** Excerpted records follows **

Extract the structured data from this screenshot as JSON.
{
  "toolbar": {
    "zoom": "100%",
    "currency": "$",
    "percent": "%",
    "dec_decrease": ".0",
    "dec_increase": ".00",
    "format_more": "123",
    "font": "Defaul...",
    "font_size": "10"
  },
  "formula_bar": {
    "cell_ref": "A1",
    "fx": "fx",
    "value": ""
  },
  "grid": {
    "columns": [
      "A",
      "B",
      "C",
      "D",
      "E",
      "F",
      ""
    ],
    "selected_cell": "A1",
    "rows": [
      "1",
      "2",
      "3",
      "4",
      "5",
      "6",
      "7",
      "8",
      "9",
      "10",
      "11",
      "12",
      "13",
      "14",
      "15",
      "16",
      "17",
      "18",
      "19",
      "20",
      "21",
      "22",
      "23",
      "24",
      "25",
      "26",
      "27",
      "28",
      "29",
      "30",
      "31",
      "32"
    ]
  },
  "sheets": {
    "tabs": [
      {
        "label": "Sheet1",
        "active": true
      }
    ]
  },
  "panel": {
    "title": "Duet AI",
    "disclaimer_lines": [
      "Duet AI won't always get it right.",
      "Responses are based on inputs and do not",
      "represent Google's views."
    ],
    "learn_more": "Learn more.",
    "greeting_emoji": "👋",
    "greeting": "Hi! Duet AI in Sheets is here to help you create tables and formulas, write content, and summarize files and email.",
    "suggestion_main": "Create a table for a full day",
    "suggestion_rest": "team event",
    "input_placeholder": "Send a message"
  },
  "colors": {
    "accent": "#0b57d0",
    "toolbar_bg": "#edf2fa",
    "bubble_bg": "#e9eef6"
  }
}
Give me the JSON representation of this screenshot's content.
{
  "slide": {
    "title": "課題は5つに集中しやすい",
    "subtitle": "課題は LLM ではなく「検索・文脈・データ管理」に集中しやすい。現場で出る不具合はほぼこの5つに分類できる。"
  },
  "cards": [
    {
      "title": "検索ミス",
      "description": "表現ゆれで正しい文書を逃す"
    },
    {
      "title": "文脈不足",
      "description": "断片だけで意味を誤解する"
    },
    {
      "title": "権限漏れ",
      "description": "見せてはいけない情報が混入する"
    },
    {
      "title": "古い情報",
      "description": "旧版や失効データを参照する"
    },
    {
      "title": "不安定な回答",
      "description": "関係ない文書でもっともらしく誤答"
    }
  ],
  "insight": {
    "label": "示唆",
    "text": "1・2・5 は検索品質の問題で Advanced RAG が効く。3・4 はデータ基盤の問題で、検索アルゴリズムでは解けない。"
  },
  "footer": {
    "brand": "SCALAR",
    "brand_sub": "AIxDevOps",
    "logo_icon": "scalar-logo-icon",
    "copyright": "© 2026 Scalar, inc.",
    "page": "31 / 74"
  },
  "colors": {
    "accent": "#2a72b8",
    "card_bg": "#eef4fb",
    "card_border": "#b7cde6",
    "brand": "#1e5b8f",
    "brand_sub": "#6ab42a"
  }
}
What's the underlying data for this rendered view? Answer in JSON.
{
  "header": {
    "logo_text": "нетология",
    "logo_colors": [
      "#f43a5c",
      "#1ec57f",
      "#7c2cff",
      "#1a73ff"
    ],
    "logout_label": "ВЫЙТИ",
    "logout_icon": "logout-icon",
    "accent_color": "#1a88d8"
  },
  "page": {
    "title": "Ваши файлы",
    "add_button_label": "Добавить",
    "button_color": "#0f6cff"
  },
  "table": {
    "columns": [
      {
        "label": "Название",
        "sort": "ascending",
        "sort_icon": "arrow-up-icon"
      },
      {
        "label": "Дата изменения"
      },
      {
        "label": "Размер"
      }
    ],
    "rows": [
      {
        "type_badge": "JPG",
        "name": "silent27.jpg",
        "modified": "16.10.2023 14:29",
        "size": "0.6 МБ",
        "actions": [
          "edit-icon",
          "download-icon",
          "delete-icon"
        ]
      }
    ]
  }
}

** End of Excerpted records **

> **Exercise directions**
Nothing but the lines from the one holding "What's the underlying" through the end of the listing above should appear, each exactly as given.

> **Answer to the exercise**
What's the underlying data for this rendered view? Answer in JSON.
{
  "header": {
    "logo_text": "нетология",
    "logo_colors": [
      "#f43a5c",
      "#1ec57f",
      "#7c2cff",
      "#1a73ff"
    ],
    "logout_label": "ВЫЙТИ",
    "logout_icon": "logout-icon",
    "accent_color": "#1a88d8"
  },
  "page": {
    "title": "Ваши файлы",
    "add_button_label": "Добавить",
    "button_color": "#0f6cff"
  },
  "table": {
    "columns": [
      {
        "label": "Название",
        "sort": "ascending",
        "sort_icon": "arrow-up-icon"
      },
      {
        "label": "Дата изменения"
      },
      {
        "label": "Размер"
      }
    ],
    "rows": [
      {
        "type_badge": "JPG",
        "name": "silent27.jpg",
        "modified": "16.10.2023 14:29",
        "size": "0.6 МБ",
        "actions": [
          "edit-icon",
          "download-icon",
          "delete-icon"
        ]
      }
    ]
  }
}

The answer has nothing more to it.